• **Materials provided**
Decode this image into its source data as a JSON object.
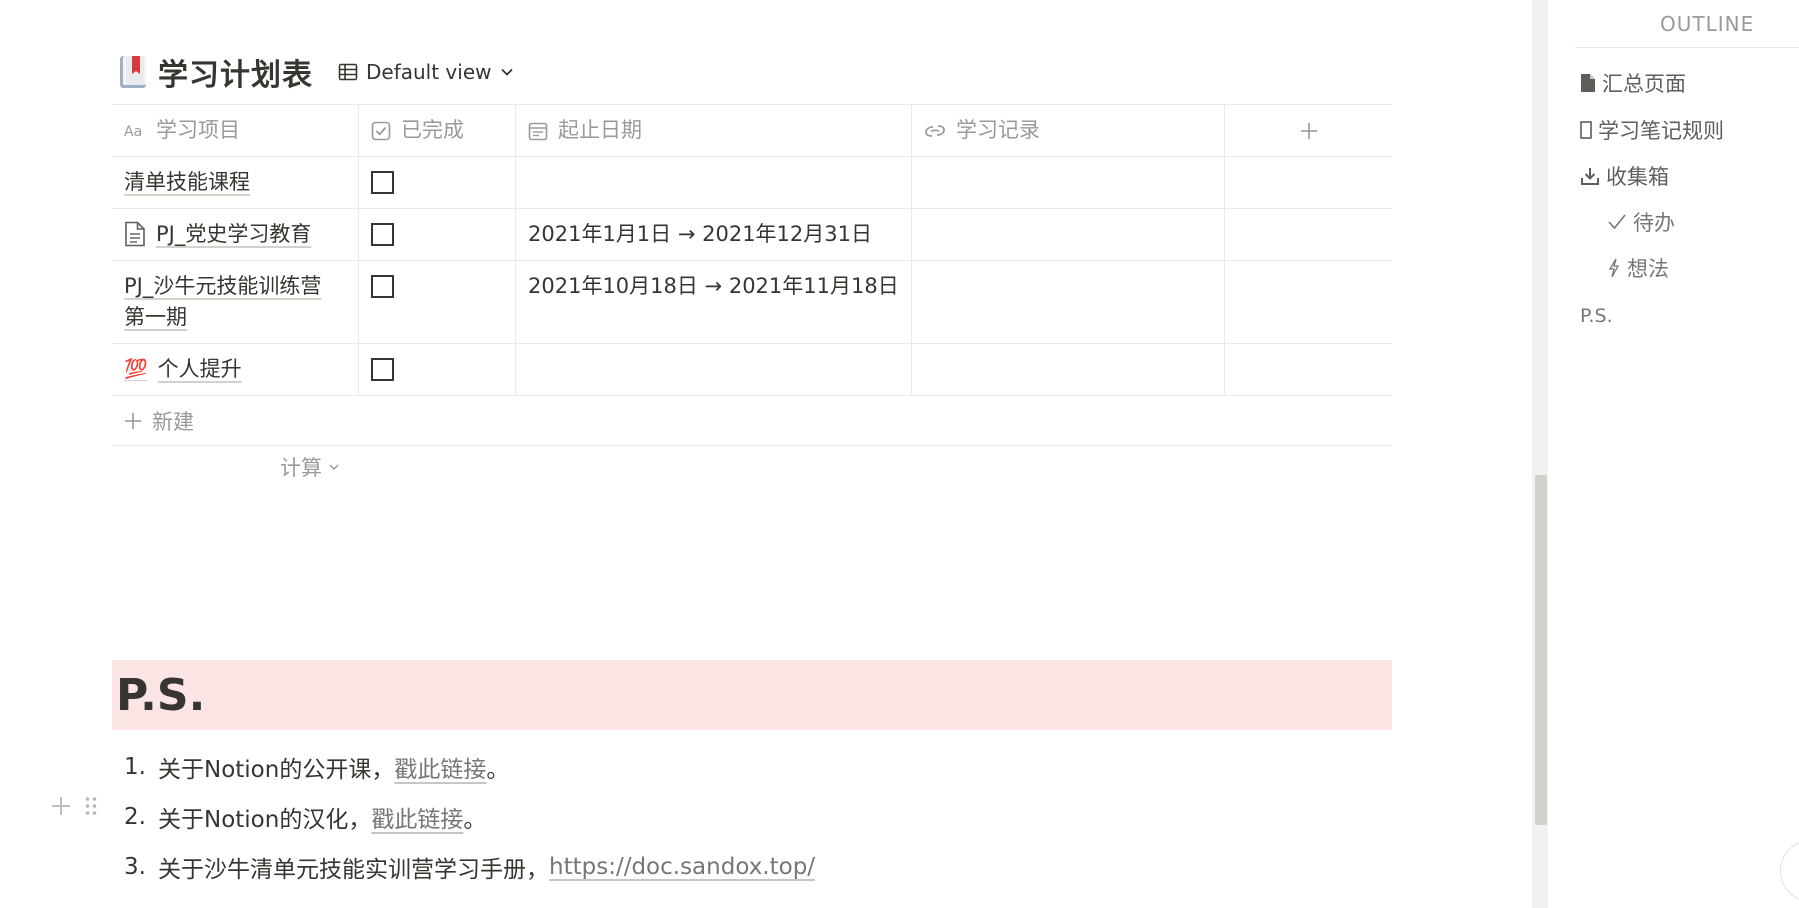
{
  "database": {
    "title": "学习计划表",
    "view_label": "Default view",
    "columns": [
      "学习项目",
      "已完成",
      "起止日期",
      "学习记录"
    ],
    "rows": [
      {
        "title": "清单技能课程",
        "has_icon": false,
        "done": false,
        "date": ""
      },
      {
        "title": "PJ_党史学习教育",
        "has_icon": true,
        "icon": "page-icon",
        "done": false,
        "date": "2021年1月1日 → 2021年12月31日"
      },
      {
        "title": "PJ_沙牛元技能训练营第一期",
        "title_line1": "PJ_沙牛元技能训练营",
        "title_line2": "第一期",
        "has_icon": false,
        "done": false,
        "date": "2021年10月18日 → 2021年11月18日"
      },
      {
        "title": "个人提升",
        "has_icon": true,
        "icon": "hundred-points-emoji",
        "emoji": "💯",
        "done": false,
        "date": ""
      }
    ],
    "new_row_label": "新建",
    "calc_label": "计算"
  },
  "ps": {
    "heading": "P.S.",
    "heading_bg": "#fbe4e4",
    "items": [
      {
        "num": "1.",
        "text": "关于Notion的公开课，",
        "link": "戳此链接",
        "suffix": "。"
      },
      {
        "num": "2.",
        "text": "关于Notion的汉化，",
        "link": "戳此链接",
        "suffix": "。"
      },
      {
        "num": "3.",
        "text": "关于沙牛清单元技能实训营学习手册，",
        "link": "https://doc.sandox.top/",
        "suffix": ""
      }
    ]
  },
  "outline": {
    "title": "OUTLINE",
    "items": [
      {
        "label": "汇总页面",
        "icon": "page-icon"
      },
      {
        "label": "学习笔记规则",
        "icon": "blank-page-icon"
      },
      {
        "label": "收集箱",
        "icon": "download-tray-icon"
      },
      {
        "label": "待办",
        "icon": "check-icon"
      },
      {
        "label": "想法",
        "icon": "lightning-icon"
      },
      {
        "label": "P.S.",
        "icon": ""
      }
    ]
  }
}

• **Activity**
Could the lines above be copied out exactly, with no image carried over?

• **Written solution**
Decode this image into its source data as a JSON object.
{
  "database": {
    "title": "学习计划表",
    "view_label": "Default view",
    "columns": [
      "学习项目",
      "已完成",
      "起止日期",
      "学习记录"
    ],
    "rows": [
      {
        "title": "清单技能课程",
        "has_icon": false,
        "done": false,
        "date": ""
      },
      {
        "title": "PJ_党史学习教育",
        "has_icon": true,
        "icon": "page-icon",
        "done": false,
        "date": "2021年1月1日 → 2021年12月31日"
      },
      {
        "title": "PJ_沙牛元技能训练营第一期",
        "title_line1": "PJ_沙牛元技能训练营",
        "title_line2": "第一期",
        "has_icon": false,
        "done": false,
        "date": "2021年10月18日 → 2021年11月18日"
      },
      {
        "title": "个人提升",
        "has_icon": true,
        "icon": "hundred-points-emoji",
        "emoji": "💯",
        "done": false,
        "date": ""
      }
    ],
    "new_row_label": "新建",
    "calc_label": "计算"
  },
  "ps": {
    "heading": "P.S.",
    "heading_bg": "#fbe4e4",
    "items": [
      {
        "num": "1.",
        "text": "关于Notion的公开课，",
        "link": "戳此链接",
        "suffix": "。"
      },
      {
        "num": "2.",
        "text": "关于Notion的汉化，",
        "link": "戳此链接",
        "suffix": "。"
      },
      {
        "num": "3.",
        "text": "关于沙牛清单元技能实训营学习手册，",
        "link": "https://doc.sandox.top/",
        "suffix": ""
      }
    ]
  },
  "outline": {
    "title": "OUTLINE",
    "items": [
      {
        "label": "汇总页面",
        "icon": "page-icon"
      },
      {
        "label": "学习笔记规则",
        "icon": "blank-page-icon"
      },
      {
        "label": "收集箱",
        "icon": "download-tray-icon"
      },
      {
        "label": "待办",
        "icon": "check-icon"
      },
      {
        "label": "想法",
        "icon": "lightning-icon"
      },
      {
        "label": "P.S.",
        "icon": ""
      }
    ]
  }
}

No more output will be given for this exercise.